Many counties hire temporary workers to help, and some have to rent out warehouses or large office spaces to handle the large number of ballots, Johnston said.

Voters could also help the process move faster — mail ballots can be counted starting 29 days before Election Day, but many people wait until the last minute to turn theirs in.

Kim Alexander of the California Voter Foundation, a nonprofit that advocates for equal access to voting and more funding for elections, said the state could do more outreach to people about getting their ballots in sooner, and providing more early in-person voting opportunities could also help.

California's large number of voters and congressional districts, plus all of the options for casting ballots, can lead to more waiting than in other states, Alexander said.

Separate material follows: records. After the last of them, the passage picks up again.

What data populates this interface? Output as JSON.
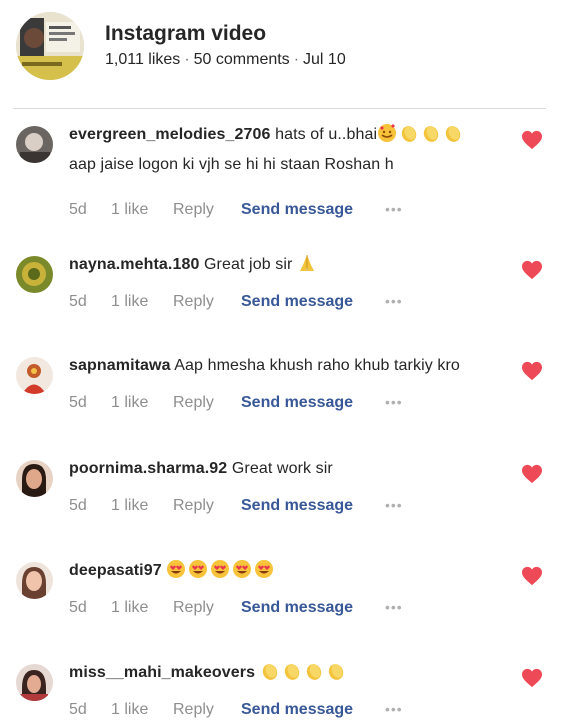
{
  "post": {
    "title": "Instagram video",
    "likes": "1,011 likes",
    "comments_count": "50 comments",
    "date": "Jul 10"
  },
  "colors": {
    "heart": "#ed4956",
    "link": "#385898",
    "muted": "#8e8e8e"
  },
  "comments": [
    {
      "username": "evergreen_melodies_2706",
      "text_before": "hats of u..bhai",
      "emojis": [
        "smiling-face-with-hearts",
        "clapping-hands",
        "clapping-hands",
        "clapping-hands"
      ],
      "text_after": "aap jaise logon ki vjh se hi hi staan Roshan h",
      "time": "5d",
      "likes": "1 like",
      "reply": "Reply",
      "send": "Send message",
      "more": "•••"
    },
    {
      "username": "nayna.mehta.180",
      "text_before": "Great job sir",
      "emojis": [
        "folded-hands"
      ],
      "text_after": "",
      "time": "5d",
      "likes": "1 like",
      "reply": "Reply",
      "send": "Send message",
      "more": "•••"
    },
    {
      "username": "sapnamitawa",
      "text_before": "Aap hmesha khush raho khub tarkiy kro",
      "emojis": [],
      "text_after": "",
      "time": "5d",
      "likes": "1 like",
      "reply": "Reply",
      "send": "Send message",
      "more": "•••"
    },
    {
      "username": "poornima.sharma.92",
      "text_before": "Great work sir",
      "emojis": [],
      "text_after": "",
      "time": "5d",
      "likes": "1 like",
      "reply": "Reply",
      "send": "Send message",
      "more": "•••"
    },
    {
      "username": "deepasati97",
      "text_before": "",
      "emojis": [
        "heart-eyes",
        "heart-eyes",
        "heart-eyes",
        "heart-eyes",
        "heart-eyes"
      ],
      "text_after": "",
      "time": "5d",
      "likes": "1 like",
      "reply": "Reply",
      "send": "Send message",
      "more": "•••"
    },
    {
      "username": "miss__mahi_makeovers",
      "text_before": "",
      "emojis": [
        "clapping-hands",
        "clapping-hands",
        "clapping-hands",
        "clapping-hands"
      ],
      "text_after": "",
      "time": "5d",
      "likes": "1 like",
      "reply": "Reply",
      "send": "Send message",
      "more": "•••"
    }
  ]
}
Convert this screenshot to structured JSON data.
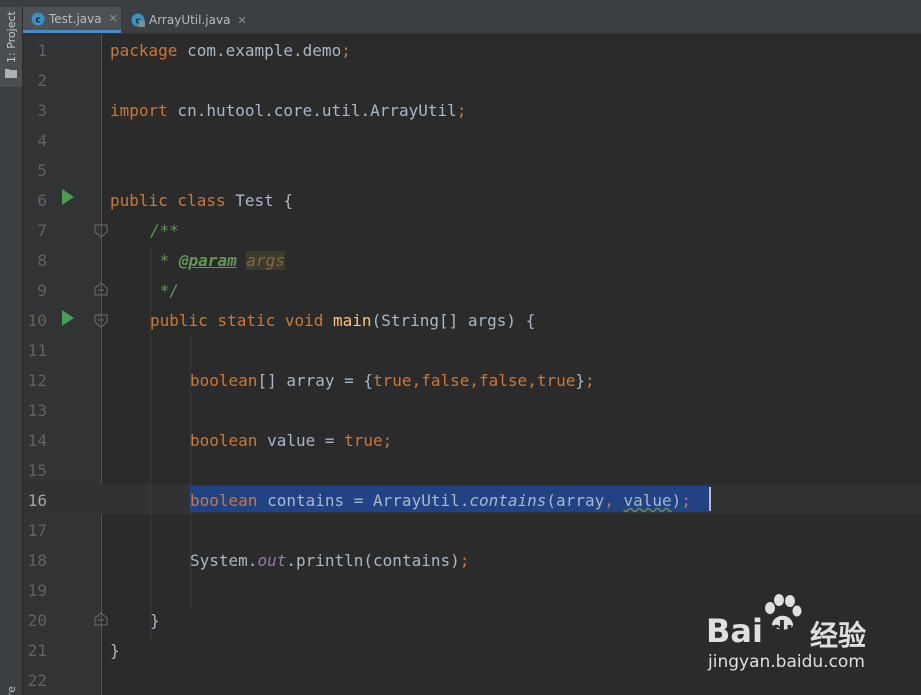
{
  "sidebar": {
    "project_label": "1: Project",
    "bottom_label": "re"
  },
  "tabs": [
    {
      "label": "Test.java",
      "active": true,
      "icon": "java-class-icon"
    },
    {
      "label": "ArrayUtil.java",
      "active": false,
      "icon": "java-class-locked-icon"
    }
  ],
  "line_numbers": [
    "1",
    "2",
    "3",
    "4",
    "5",
    "6",
    "7",
    "8",
    "9",
    "10",
    "11",
    "12",
    "13",
    "14",
    "15",
    "16",
    "17",
    "18",
    "19",
    "20",
    "21",
    "22"
  ],
  "current_line": "16",
  "code": {
    "l1": {
      "kw": "package",
      "rest": " com.example.demo",
      "semi": ";"
    },
    "l3": {
      "kw": "import",
      "rest": " cn.hutool.core.util.ArrayUtil",
      "semi": ";"
    },
    "l6": {
      "kw": "public class",
      "rest": " Test ",
      "brace": "{"
    },
    "l7": {
      "doc": "/**"
    },
    "l8": {
      "star": " * ",
      "tag": "@param",
      "sp": " ",
      "param": "args"
    },
    "l9": {
      "doc": " */"
    },
    "l10": {
      "kw": "public static void",
      "sp": " ",
      "fn": "main",
      "rest": "(String[] args) {"
    },
    "l12": {
      "kw": "boolean",
      "a": "[] array = {",
      "v1": "true",
      "c1": ",",
      "v2": "false",
      "c2": ",",
      "v3": "false",
      "c3": ",",
      "v4": "true",
      "b": "}",
      "semi": ";"
    },
    "l14": {
      "kw": "boolean",
      "a": " value = ",
      "v": "true",
      "semi": ";"
    },
    "l16": {
      "kw": "boolean",
      "a": " contains = ArrayUtil.",
      "call": "contains",
      "b": "(array",
      "c": ",",
      "d": " ",
      "e": "value",
      "f": ")",
      "semi": ";"
    },
    "l18": {
      "a": "System.",
      "field": "out",
      "b": ".println(contains)",
      "semi": ";"
    },
    "l20": {
      "brace": "}"
    },
    "l21": {
      "brace": "}"
    }
  },
  "watermark": {
    "brand": "Bai",
    "brand2": "du",
    "cn": "经验",
    "url": "jingyan.baidu.com"
  },
  "colors": {
    "background": "#2b2b2b",
    "gutter": "#313335",
    "keyword": "#cc7832",
    "method": "#ffc66d",
    "doc": "#629755",
    "selection": "#214283",
    "tab_accent": "#4a88c7"
  }
}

“It’s a trade-off,” she said. “I think people have learned to be patient and that this is something we’re learning to live with. But I do think that we're also going to keep looking for ways to improve the process.” (Full Story)